*** Opening of EXCERPTED DATA ***

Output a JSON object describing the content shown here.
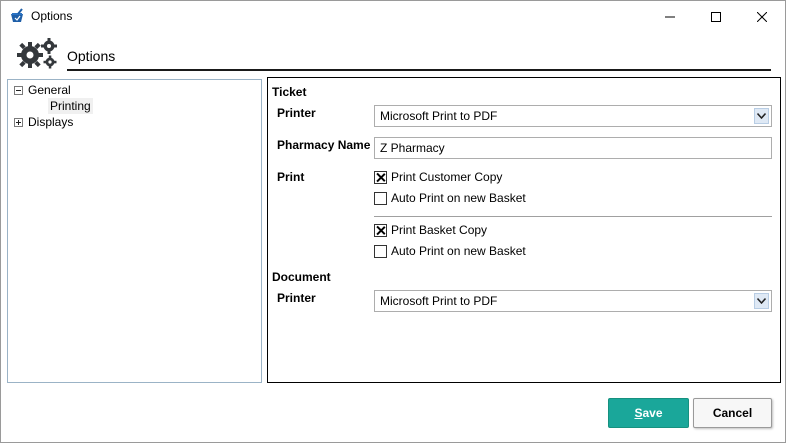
{
  "window": {
    "title": "Options",
    "icons": {
      "app": "pharmacy-mortar-icon",
      "minimize": "minimize-icon",
      "maximize": "maximize-icon",
      "close": "close-icon"
    }
  },
  "header": {
    "title": "Options",
    "icon": "gears-icon"
  },
  "tree": {
    "items": [
      {
        "label": "General",
        "expanded": true,
        "children": [
          {
            "label": "Printing",
            "selected": true
          }
        ]
      },
      {
        "label": "Displays",
        "expanded": false
      }
    ]
  },
  "ticket": {
    "section_title": "Ticket",
    "printer_label": "Printer",
    "printer_value": "Microsoft Print to PDF",
    "pharmacy_name_label": "Pharmacy Name",
    "pharmacy_name_value": "Z Pharmacy",
    "print_label": "Print",
    "options": [
      {
        "label": "Print Customer Copy",
        "checked": true
      },
      {
        "label": "Auto Print on new Basket",
        "checked": false
      },
      {
        "label": "Print Basket Copy",
        "checked": true
      },
      {
        "label": "Auto Print on new Basket",
        "checked": false
      }
    ]
  },
  "document": {
    "section_title": "Document",
    "printer_label": "Printer",
    "printer_value": "Microsoft Print to PDF"
  },
  "buttons": {
    "save_rest": "ave",
    "save_accel": "S",
    "cancel": "Cancel"
  },
  "colors": {
    "save_button": "#1aa79a",
    "panel_border": "#000000",
    "tree_border": "#9bb3c6"
  }
}
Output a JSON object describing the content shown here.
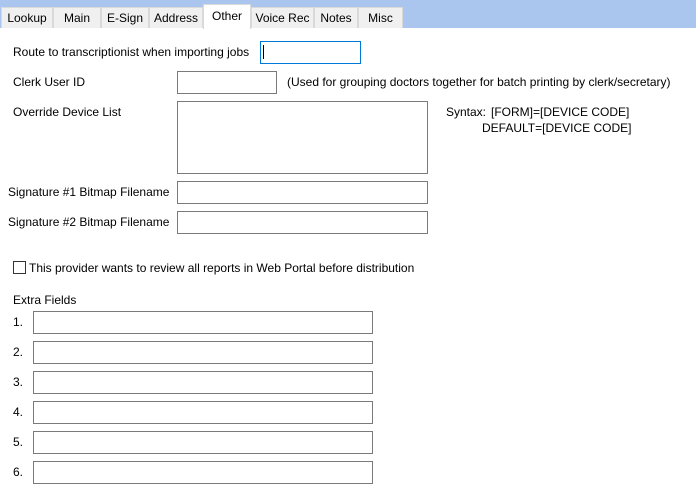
{
  "tabs": [
    {
      "id": "lookup",
      "label": "Lookup"
    },
    {
      "id": "main",
      "label": "Main"
    },
    {
      "id": "esign",
      "label": "E-Sign"
    },
    {
      "id": "address",
      "label": "Address"
    },
    {
      "id": "other",
      "label": "Other",
      "active": true
    },
    {
      "id": "voicerec",
      "label": "Voice Rec"
    },
    {
      "id": "notes",
      "label": "Notes"
    },
    {
      "id": "misc",
      "label": "Misc"
    }
  ],
  "form": {
    "route_label": "Route to transcriptionist when importing jobs",
    "route_value": "",
    "clerk_label": "Clerk User ID",
    "clerk_value": "",
    "clerk_hint": "(Used for grouping doctors together for batch printing by clerk/secretary)",
    "override_label": "Override Device List",
    "override_value": "",
    "syntax_label": "Syntax:",
    "syntax_line1": "[FORM]=[DEVICE CODE]",
    "syntax_line2": "DEFAULT=[DEVICE CODE]",
    "sig1_label": "Signature #1 Bitmap Filename",
    "sig1_value": "",
    "sig2_label": "Signature #2 Bitmap Filename",
    "sig2_value": "",
    "review_label": "This provider wants to review all reports in Web Portal before distribution",
    "review_checked": false,
    "extra_label": "Extra Fields",
    "extra_fields": [
      {
        "num": "1.",
        "value": ""
      },
      {
        "num": "2.",
        "value": ""
      },
      {
        "num": "3.",
        "value": ""
      },
      {
        "num": "4.",
        "value": ""
      },
      {
        "num": "5.",
        "value": ""
      },
      {
        "num": "6.",
        "value": ""
      }
    ]
  }
}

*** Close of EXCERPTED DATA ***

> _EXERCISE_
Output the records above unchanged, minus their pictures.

> _ANSWER SPACE_
Output a JSON object describing the content shown here.
{
  "window": {
    "title": "Options",
    "icons": {
      "app": "pharmacy-mortar-icon",
      "minimize": "minimize-icon",
      "maximize": "maximize-icon",
      "close": "close-icon"
    }
  },
  "header": {
    "title": "Options",
    "icon": "gears-icon"
  },
  "tree": {
    "items": [
      {
        "label": "General",
        "expanded": true,
        "children": [
          {
            "label": "Printing",
            "selected": true
          }
        ]
      },
      {
        "label": "Displays",
        "expanded": false
      }
    ]
  },
  "ticket": {
    "section_title": "Ticket",
    "printer_label": "Printer",
    "printer_value": "Microsoft Print to PDF",
    "pharmacy_name_label": "Pharmacy Name",
    "pharmacy_name_value": "Z Pharmacy",
    "print_label": "Print",
    "options": [
      {
        "label": "Print Customer Copy",
        "checked": true
      },
      {
        "label": "Auto Print on new Basket",
        "checked": false
      },
      {
        "label": "Print Basket Copy",
        "checked": true
      },
      {
        "label": "Auto Print on new Basket",
        "checked": false
      }
    ]
  },
  "document": {
    "section_title": "Document",
    "printer_label": "Printer",
    "printer_value": "Microsoft Print to PDF"
  },
  "buttons": {
    "save_rest": "ave",
    "save_accel": "S",
    "cancel": "Cancel"
  },
  "colors": {
    "save_button": "#1aa79a",
    "panel_border": "#000000",
    "tree_border": "#9bb3c6"
  }
}
Output a JSON object describing the content shown here.
{
  "tabs": [
    {
      "id": "lookup",
      "label": "Lookup"
    },
    {
      "id": "main",
      "label": "Main"
    },
    {
      "id": "esign",
      "label": "E-Sign"
    },
    {
      "id": "address",
      "label": "Address"
    },
    {
      "id": "other",
      "label": "Other",
      "active": true
    },
    {
      "id": "voicerec",
      "label": "Voice Rec"
    },
    {
      "id": "notes",
      "label": "Notes"
    },
    {
      "id": "misc",
      "label": "Misc"
    }
  ],
  "form": {
    "route_label": "Route to transcriptionist when importing jobs",
    "route_value": "",
    "clerk_label": "Clerk User ID",
    "clerk_value": "",
    "clerk_hint": "(Used for grouping doctors together for batch printing by clerk/secretary)",
    "override_label": "Override Device List",
    "override_value": "",
    "syntax_label": "Syntax:",
    "syntax_line1": "[FORM]=[DEVICE CODE]",
    "syntax_line2": "DEFAULT=[DEVICE CODE]",
    "sig1_label": "Signature #1 Bitmap Filename",
    "sig1_value": "",
    "sig2_label": "Signature #2 Bitmap Filename",
    "sig2_value": "",
    "review_label": "This provider wants to review all reports in Web Portal before distribution",
    "review_checked": false,
    "extra_label": "Extra Fields",
    "extra_fields": [
      {
        "num": "1.",
        "value": ""
      },
      {
        "num": "2.",
        "value": ""
      },
      {
        "num": "3.",
        "value": ""
      },
      {
        "num": "4.",
        "value": ""
      },
      {
        "num": "5.",
        "value": ""
      },
      {
        "num": "6.",
        "value": ""
      }
    ]
  }
}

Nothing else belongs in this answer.